Fan RPM, Delta Temperature, And Output Noise

Our mixed noise testing is described in detail here.

The first chart below illustrates the cooling fan's speed (in RPM), and the delta between input and output temperature. The results were obtained at 33°C (91.4°F) to 46°C (114.8°F) ambient temperature.   

The next chart shows the cooling fan's speed (again, in RPM) and output noise. We measured acoustics from one meter away, inside a small, custom-made anechoic chamber with internals completely covered in sound-proofing material (be quiet! Noise Absorber kit). Background noise inside the chamber was below 18 dB(A) during testing, and the results were obtained with the PSU operating at 33°C (91.4°F) to 46°C (114.8°F) ambient temperature. 

The following graph illustrates the fan's output noise over the PSU's operating range.

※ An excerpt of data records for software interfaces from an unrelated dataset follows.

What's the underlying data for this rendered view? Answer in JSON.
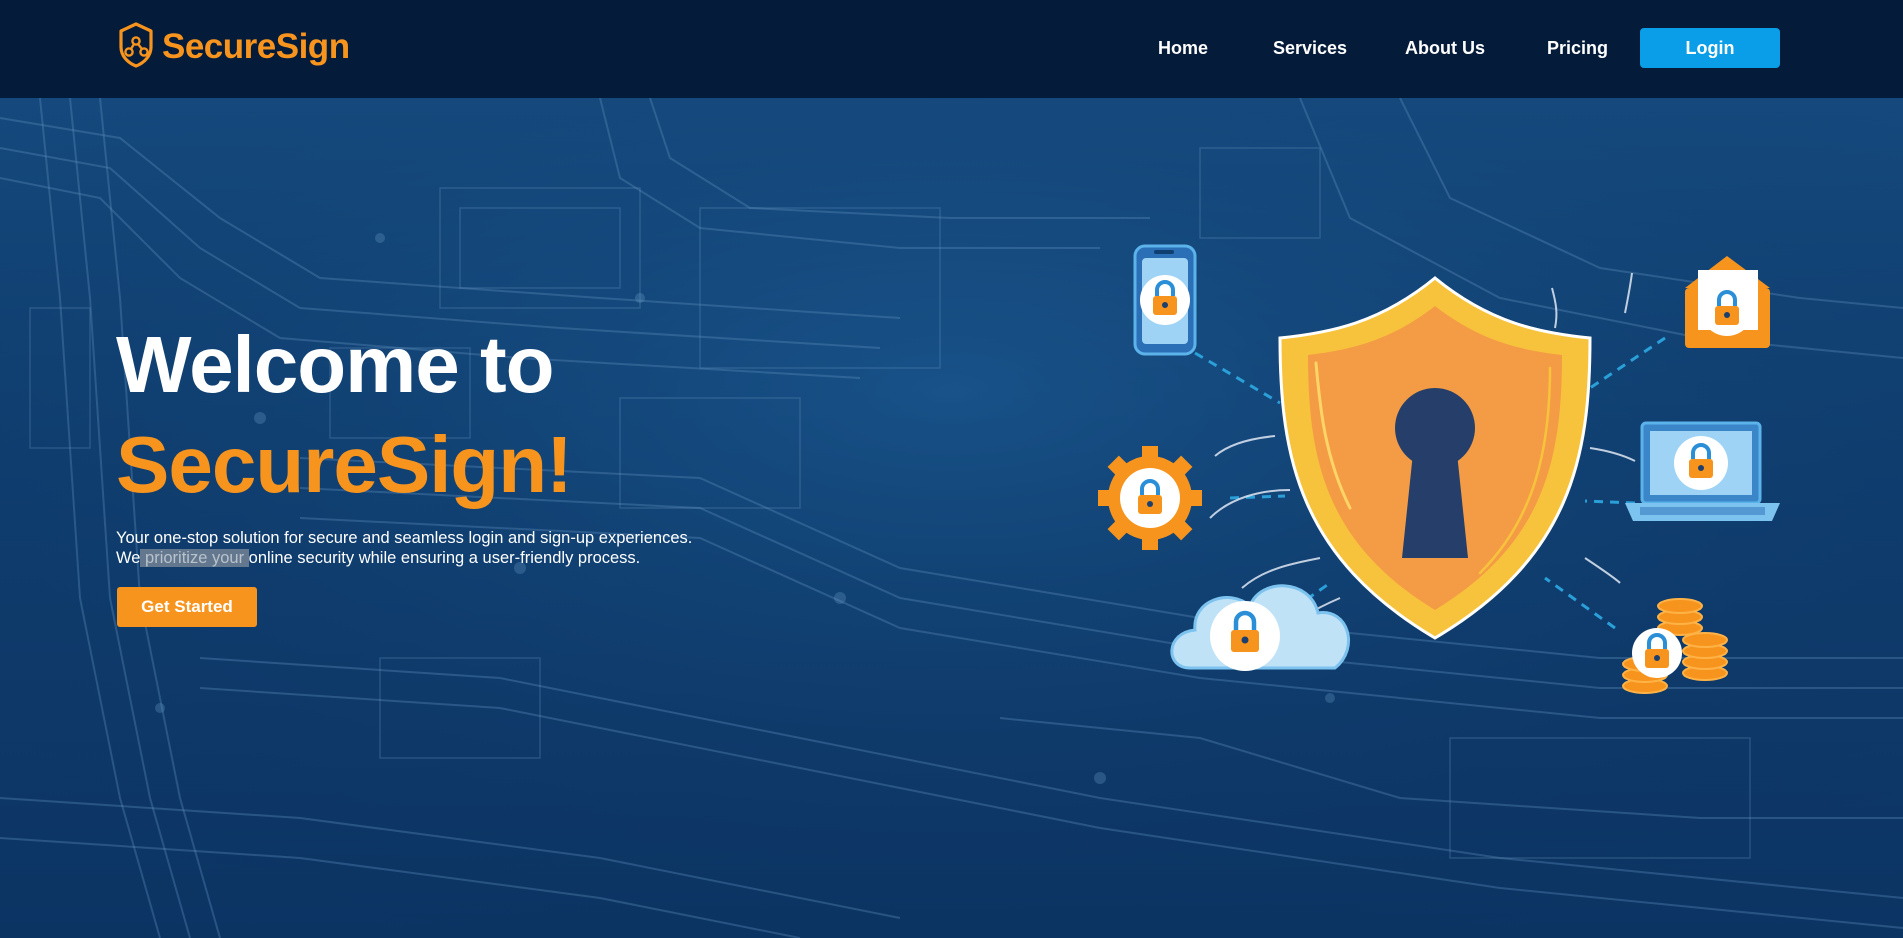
{
  "brand": {
    "name": "SecureSign",
    "logo_icon": "shield-network-icon",
    "color": "#f7941d"
  },
  "nav": {
    "links": [
      "Home",
      "Services",
      "About Us",
      "Pricing"
    ],
    "login_label": "Login",
    "login_color": "#0a9ee8"
  },
  "hero": {
    "title_line1": "Welcome to",
    "title_line2": "SecureSign!",
    "subtitle_line1": "Your one-stop solution for secure and seamless login and sign-up experiences.",
    "subtitle_line2_pre": "We",
    "subtitle_line2_highlight": " prioritize your ",
    "subtitle_line2_post": "online security while ensuring a user-friendly process.",
    "cta_label": "Get Started",
    "accent_color": "#f7941d",
    "background": "circuit-board"
  },
  "illustration": {
    "center": "shield-keyhole-icon",
    "satellites": [
      "phone-lock-icon",
      "envelope-lock-icon",
      "gear-lock-icon",
      "laptop-lock-icon",
      "cloud-lock-icon",
      "coins-lock-icon"
    ]
  }
}
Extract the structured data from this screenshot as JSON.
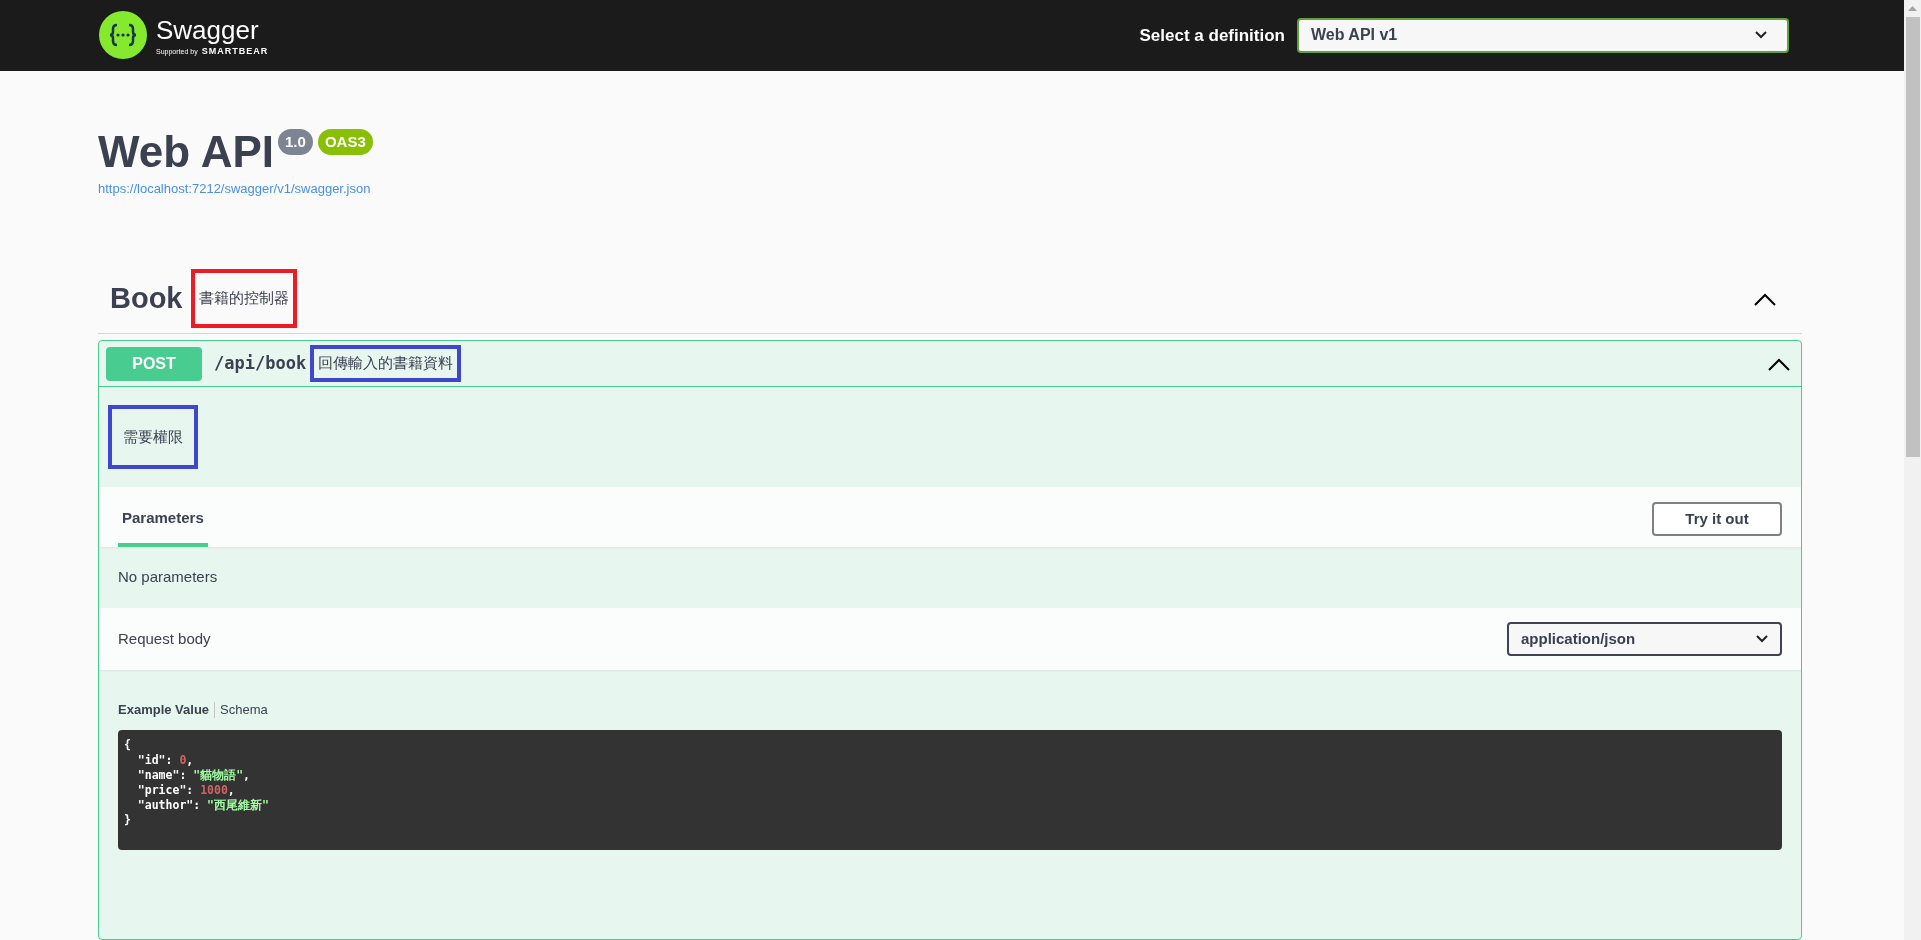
{
  "topbar": {
    "logo_text": "Swagger",
    "logo_subtext": "Supported by",
    "logo_brand": "SMARTBEAR",
    "definition_label": "Select a definition",
    "definition_value": "Web API v1"
  },
  "info": {
    "title": "Web API",
    "version": "1.0",
    "spec": "OAS3",
    "url": "https://localhost:7212/swagger/v1/swagger.json"
  },
  "tag": {
    "name": "Book",
    "description": {
      "text": "書籍的控制器",
      "color": "#ed1c24"
    },
    "expanded": true
  },
  "operation": {
    "method": "POST",
    "path": "/api/book",
    "summary": {
      "text": "回傳輸入的書籍資料",
      "color": "#3f48cc"
    },
    "expanded": true,
    "description": {
      "text": "需要權限",
      "color": "#3f48cc"
    },
    "tabs": [
      {
        "label": "Parameters",
        "selected": true
      }
    ],
    "try_button": "Try it out",
    "parameters_text": "No parameters",
    "request_body_label": "Request body",
    "content_type": "application/json",
    "example_tabs": [
      {
        "label": "Example Value",
        "selected": true
      },
      {
        "label": "Schema",
        "selected": false
      }
    ],
    "example_lines": [
      {
        "kind": "punct",
        "text": "{"
      },
      {
        "kind": "number",
        "key": "\"id\":",
        "value": "0",
        "trail": ","
      },
      {
        "kind": "string",
        "key": "\"name\":",
        "value": "\"貓物語\"",
        "trail": ","
      },
      {
        "kind": "number",
        "key": "\"price\":",
        "value": "1000",
        "trail": ","
      },
      {
        "kind": "string",
        "key": "\"author\":",
        "value": "\"西尾維新\""
      },
      {
        "kind": "punct",
        "text": "}"
      }
    ]
  }
}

The same conditions of the above graph apply to our measurements, though the ambient temperature was between at 28°C (82.4°F) to 30°C (86°F).  

Up to around 330W load the fan's noise stays low, but it quickly increases beyond that, and above 480W the noise exceeds 40 dB(A).

Aris Mpitziopoulos is a Contributing Editor at Tom's Hardware US, covering PSUs.